# [What the task asks]
Copy every line in the listing that contains "heading".

# [Data shown]

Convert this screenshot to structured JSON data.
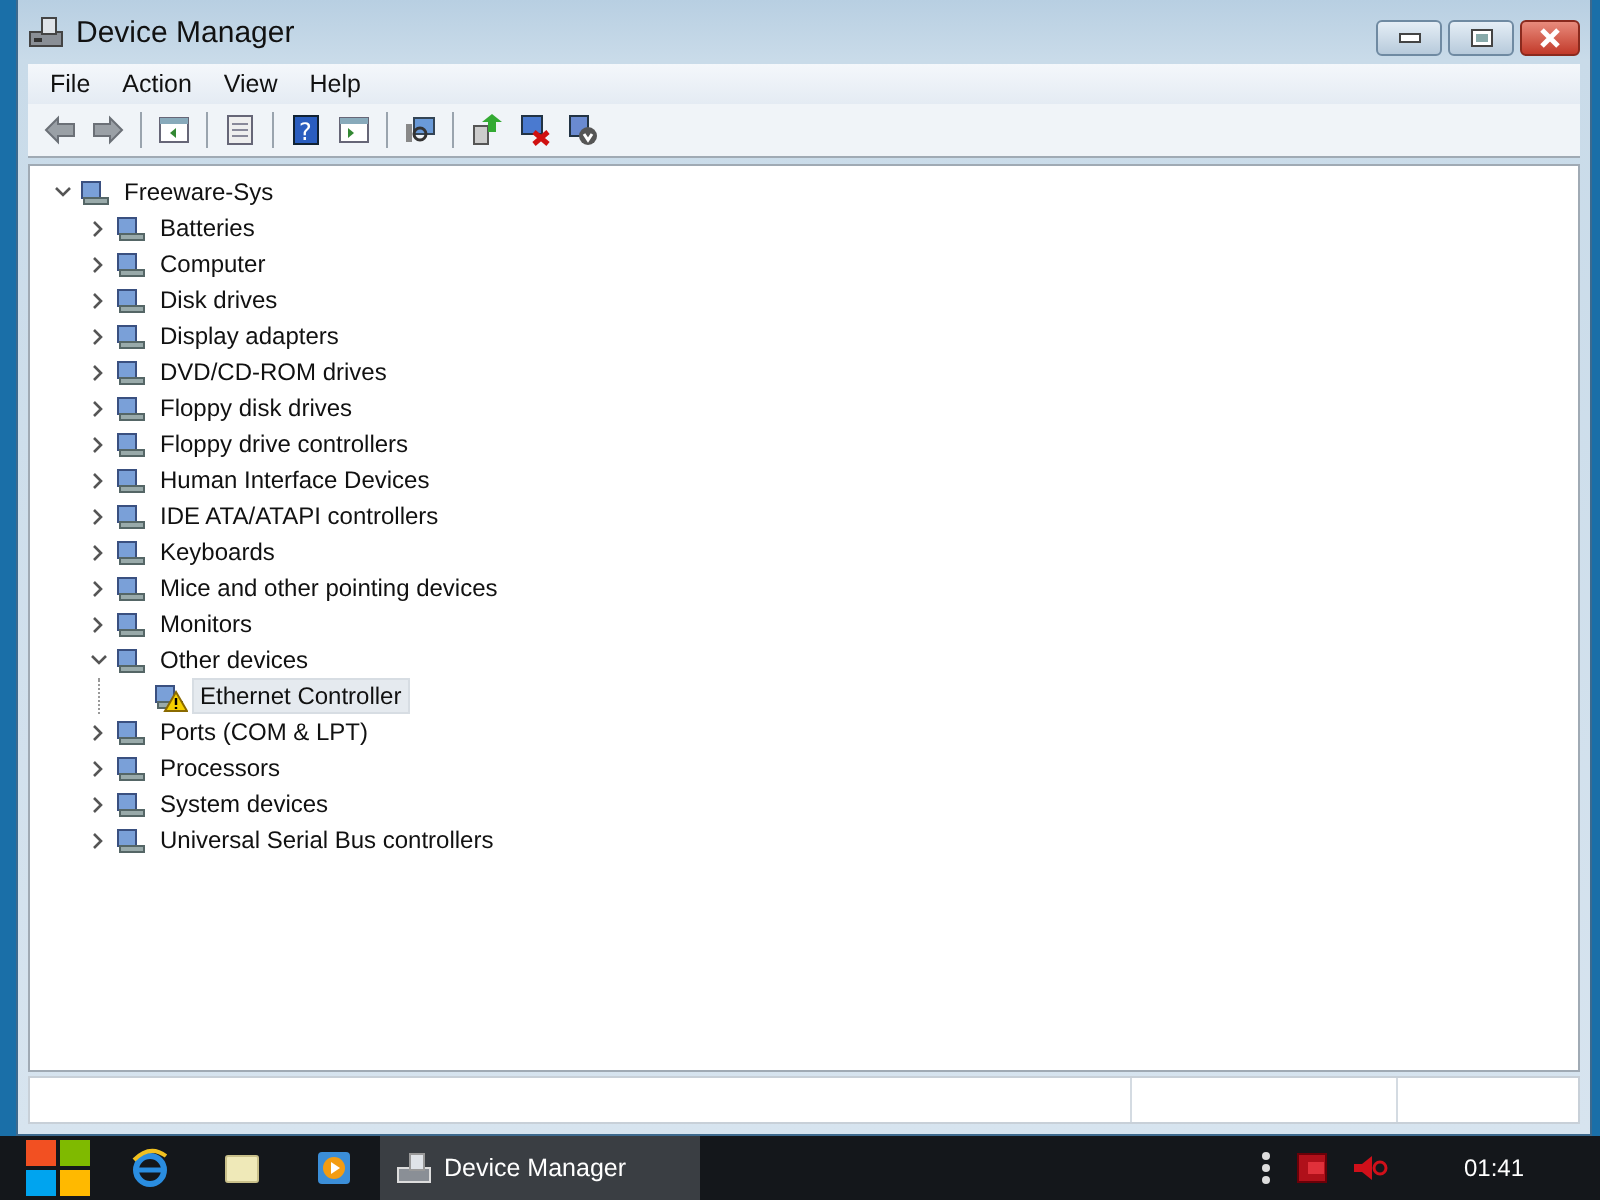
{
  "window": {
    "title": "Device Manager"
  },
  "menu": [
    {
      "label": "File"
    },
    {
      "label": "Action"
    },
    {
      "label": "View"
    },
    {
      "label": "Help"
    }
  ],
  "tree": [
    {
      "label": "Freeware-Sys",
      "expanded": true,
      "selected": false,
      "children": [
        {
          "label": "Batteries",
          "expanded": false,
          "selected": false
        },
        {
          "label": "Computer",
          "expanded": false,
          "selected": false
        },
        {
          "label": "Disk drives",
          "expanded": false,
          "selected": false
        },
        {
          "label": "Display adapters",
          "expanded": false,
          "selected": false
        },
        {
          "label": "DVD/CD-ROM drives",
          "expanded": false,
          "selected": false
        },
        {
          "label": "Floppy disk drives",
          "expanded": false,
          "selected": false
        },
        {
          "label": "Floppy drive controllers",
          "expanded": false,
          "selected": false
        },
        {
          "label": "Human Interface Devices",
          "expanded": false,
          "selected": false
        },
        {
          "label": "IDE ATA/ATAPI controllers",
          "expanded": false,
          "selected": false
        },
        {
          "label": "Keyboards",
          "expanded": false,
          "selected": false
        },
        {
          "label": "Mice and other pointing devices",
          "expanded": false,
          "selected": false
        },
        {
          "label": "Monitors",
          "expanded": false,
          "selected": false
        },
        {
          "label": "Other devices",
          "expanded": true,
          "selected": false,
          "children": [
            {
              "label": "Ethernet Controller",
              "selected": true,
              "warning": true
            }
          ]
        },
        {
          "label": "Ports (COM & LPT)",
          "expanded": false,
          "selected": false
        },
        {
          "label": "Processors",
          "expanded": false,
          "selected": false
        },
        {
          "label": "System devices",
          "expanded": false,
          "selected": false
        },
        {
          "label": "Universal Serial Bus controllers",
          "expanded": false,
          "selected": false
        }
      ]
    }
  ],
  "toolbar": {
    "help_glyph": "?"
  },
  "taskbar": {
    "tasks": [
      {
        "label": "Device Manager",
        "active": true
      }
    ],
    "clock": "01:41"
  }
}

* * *

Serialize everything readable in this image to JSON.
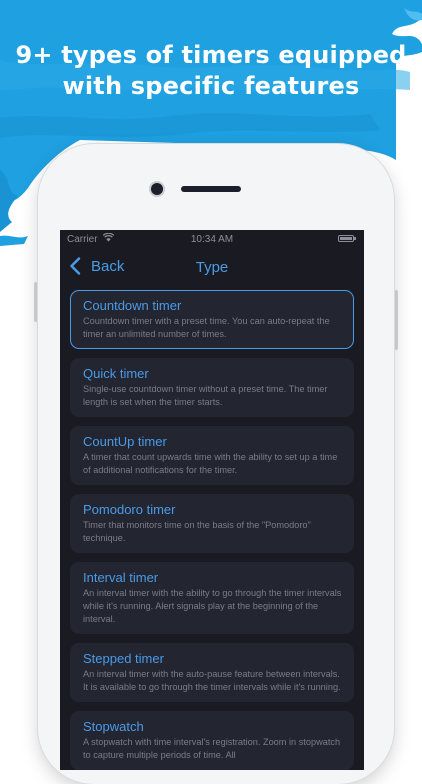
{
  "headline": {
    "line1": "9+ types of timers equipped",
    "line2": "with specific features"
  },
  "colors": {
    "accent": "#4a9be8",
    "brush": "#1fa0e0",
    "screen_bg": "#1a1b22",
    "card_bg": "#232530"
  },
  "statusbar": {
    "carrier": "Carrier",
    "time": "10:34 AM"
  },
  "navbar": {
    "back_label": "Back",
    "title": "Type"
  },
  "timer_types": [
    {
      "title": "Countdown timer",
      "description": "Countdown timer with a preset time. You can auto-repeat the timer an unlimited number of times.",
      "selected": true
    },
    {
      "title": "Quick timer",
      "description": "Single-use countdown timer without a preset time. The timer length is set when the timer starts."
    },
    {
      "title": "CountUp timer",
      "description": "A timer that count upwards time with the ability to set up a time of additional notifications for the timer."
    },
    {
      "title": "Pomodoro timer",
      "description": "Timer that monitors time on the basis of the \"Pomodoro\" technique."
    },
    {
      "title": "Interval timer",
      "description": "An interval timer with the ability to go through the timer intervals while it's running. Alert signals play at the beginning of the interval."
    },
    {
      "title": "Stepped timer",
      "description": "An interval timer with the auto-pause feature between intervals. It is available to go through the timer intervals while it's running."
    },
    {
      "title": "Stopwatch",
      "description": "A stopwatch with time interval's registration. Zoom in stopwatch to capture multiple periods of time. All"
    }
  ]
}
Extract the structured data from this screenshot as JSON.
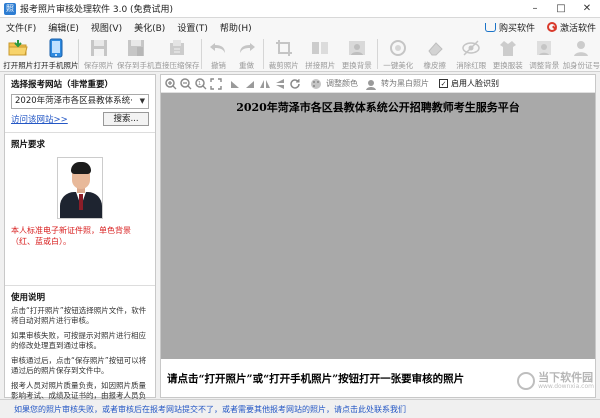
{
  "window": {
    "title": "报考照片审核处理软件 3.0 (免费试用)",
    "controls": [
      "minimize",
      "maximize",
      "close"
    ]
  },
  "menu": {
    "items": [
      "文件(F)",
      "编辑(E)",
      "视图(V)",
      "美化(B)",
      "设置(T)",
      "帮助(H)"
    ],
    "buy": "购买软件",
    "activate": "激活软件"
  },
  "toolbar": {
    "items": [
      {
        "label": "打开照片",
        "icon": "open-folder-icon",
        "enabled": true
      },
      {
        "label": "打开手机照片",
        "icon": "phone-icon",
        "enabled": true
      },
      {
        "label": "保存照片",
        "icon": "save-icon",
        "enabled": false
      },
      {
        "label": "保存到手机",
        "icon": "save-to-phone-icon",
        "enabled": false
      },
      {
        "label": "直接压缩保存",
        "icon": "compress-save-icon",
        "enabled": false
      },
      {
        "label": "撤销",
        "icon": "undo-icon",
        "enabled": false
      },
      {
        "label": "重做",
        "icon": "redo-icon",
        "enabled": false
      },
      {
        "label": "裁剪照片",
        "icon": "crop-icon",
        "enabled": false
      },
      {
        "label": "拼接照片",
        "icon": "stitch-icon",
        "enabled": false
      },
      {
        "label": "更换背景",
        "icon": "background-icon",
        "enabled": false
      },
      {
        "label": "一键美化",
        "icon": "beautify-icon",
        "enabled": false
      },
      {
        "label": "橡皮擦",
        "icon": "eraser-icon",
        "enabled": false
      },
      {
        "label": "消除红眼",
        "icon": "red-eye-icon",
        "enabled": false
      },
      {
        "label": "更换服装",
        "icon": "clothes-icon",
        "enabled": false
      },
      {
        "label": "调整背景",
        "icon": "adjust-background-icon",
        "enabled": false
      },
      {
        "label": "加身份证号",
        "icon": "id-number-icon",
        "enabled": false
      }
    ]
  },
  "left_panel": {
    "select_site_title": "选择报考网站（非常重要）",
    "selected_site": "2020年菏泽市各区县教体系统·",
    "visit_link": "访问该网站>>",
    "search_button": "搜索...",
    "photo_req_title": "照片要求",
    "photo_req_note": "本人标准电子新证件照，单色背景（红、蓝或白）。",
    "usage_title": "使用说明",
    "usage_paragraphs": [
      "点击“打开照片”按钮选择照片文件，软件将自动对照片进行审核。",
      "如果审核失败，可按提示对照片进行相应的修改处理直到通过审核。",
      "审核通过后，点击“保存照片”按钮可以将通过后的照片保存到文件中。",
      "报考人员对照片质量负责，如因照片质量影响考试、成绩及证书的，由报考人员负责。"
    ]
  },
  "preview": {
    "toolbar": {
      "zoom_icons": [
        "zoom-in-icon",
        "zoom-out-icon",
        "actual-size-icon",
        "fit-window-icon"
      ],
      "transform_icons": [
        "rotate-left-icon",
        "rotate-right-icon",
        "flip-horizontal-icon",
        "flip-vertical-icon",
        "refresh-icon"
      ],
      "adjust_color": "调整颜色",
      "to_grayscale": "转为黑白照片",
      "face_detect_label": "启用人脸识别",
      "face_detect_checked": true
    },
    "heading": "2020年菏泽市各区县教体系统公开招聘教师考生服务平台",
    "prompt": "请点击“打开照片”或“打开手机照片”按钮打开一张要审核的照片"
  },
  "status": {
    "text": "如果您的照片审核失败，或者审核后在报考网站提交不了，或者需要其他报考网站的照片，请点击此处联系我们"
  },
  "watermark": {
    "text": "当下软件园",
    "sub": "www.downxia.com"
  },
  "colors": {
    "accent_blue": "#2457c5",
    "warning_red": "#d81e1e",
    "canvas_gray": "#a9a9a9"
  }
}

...

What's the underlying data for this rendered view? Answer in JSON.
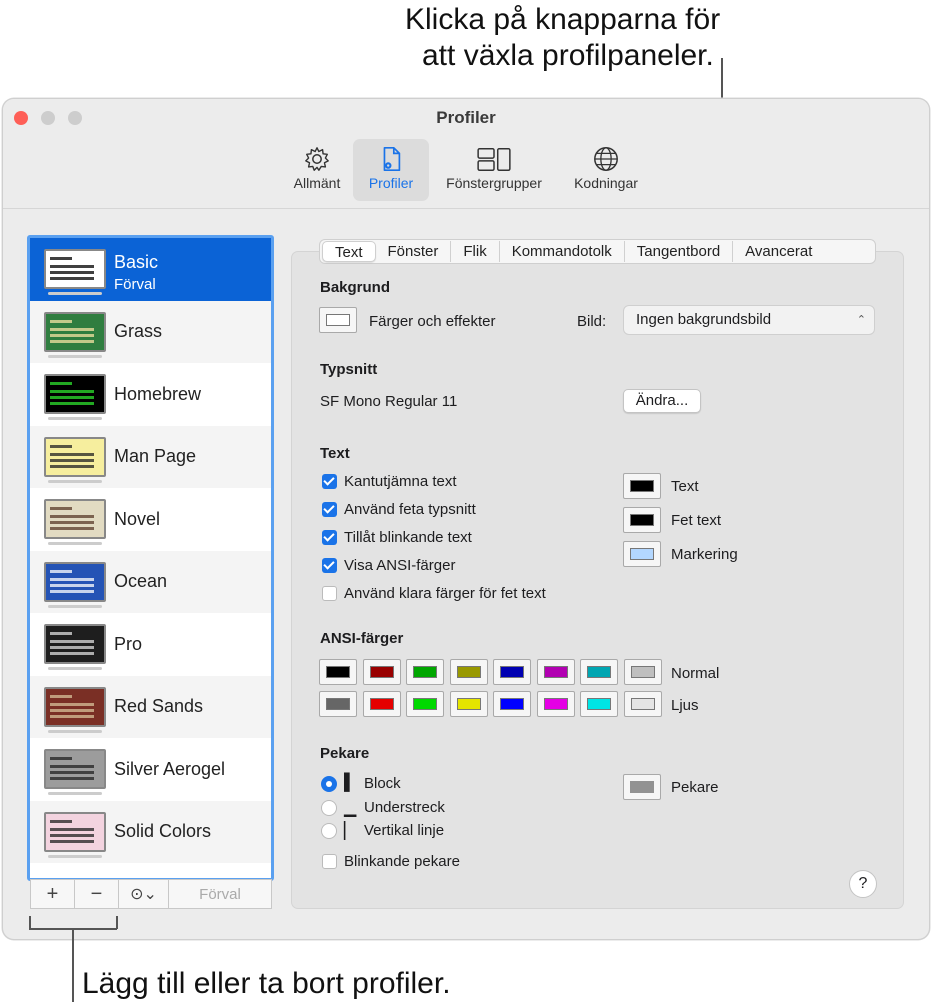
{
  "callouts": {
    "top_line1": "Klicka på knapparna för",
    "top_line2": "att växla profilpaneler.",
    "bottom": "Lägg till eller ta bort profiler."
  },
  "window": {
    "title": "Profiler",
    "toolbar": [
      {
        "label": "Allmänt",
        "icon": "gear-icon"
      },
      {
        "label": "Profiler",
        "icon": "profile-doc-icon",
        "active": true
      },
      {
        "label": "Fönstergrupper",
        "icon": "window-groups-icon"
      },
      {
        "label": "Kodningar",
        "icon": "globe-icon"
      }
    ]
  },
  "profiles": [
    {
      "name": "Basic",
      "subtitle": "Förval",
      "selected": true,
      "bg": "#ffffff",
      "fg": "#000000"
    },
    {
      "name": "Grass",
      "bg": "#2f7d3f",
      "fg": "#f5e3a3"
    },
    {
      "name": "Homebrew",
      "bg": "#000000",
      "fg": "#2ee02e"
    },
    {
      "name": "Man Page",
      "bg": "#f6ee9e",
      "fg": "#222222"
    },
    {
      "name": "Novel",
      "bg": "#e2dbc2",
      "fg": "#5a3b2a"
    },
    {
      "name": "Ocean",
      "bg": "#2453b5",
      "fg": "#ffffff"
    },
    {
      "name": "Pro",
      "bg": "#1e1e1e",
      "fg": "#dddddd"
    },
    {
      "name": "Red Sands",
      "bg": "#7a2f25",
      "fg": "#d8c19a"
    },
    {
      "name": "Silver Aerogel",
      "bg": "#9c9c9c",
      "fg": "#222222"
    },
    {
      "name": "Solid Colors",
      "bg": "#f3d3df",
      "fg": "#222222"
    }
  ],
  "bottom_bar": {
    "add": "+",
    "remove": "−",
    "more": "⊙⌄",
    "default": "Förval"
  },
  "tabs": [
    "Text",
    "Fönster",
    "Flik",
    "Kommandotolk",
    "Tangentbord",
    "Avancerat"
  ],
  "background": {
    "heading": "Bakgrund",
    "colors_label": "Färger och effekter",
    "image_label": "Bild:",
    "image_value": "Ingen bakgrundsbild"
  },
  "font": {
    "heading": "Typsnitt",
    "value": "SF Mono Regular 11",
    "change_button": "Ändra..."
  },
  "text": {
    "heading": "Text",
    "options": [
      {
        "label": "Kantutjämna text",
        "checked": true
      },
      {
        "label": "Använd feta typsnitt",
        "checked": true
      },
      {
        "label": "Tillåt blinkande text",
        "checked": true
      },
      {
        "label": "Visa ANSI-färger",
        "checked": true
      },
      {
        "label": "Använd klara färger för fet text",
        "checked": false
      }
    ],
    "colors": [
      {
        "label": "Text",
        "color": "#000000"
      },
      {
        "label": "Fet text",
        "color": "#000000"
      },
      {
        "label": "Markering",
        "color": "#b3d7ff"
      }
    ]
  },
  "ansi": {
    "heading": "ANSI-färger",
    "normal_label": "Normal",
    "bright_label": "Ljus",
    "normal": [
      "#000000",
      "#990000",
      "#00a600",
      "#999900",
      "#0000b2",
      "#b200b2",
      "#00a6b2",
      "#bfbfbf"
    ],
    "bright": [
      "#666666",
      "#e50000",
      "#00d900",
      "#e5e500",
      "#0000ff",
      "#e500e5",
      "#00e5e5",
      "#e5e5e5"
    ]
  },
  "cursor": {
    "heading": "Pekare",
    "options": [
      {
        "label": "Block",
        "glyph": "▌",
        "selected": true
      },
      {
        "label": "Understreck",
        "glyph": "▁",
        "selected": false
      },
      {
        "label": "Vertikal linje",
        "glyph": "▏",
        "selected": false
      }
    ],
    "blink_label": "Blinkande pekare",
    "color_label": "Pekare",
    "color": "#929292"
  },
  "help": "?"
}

# [Answer section]
    "heading": "2020年菏泽市各区县教体系统公开招聘教师考生服务平台",
    "heading": "Bakgrund",
    "heading": "Typsnitt",
    "heading": "Text",
    "heading": "ANSI-färger",
    "heading": "Pekare",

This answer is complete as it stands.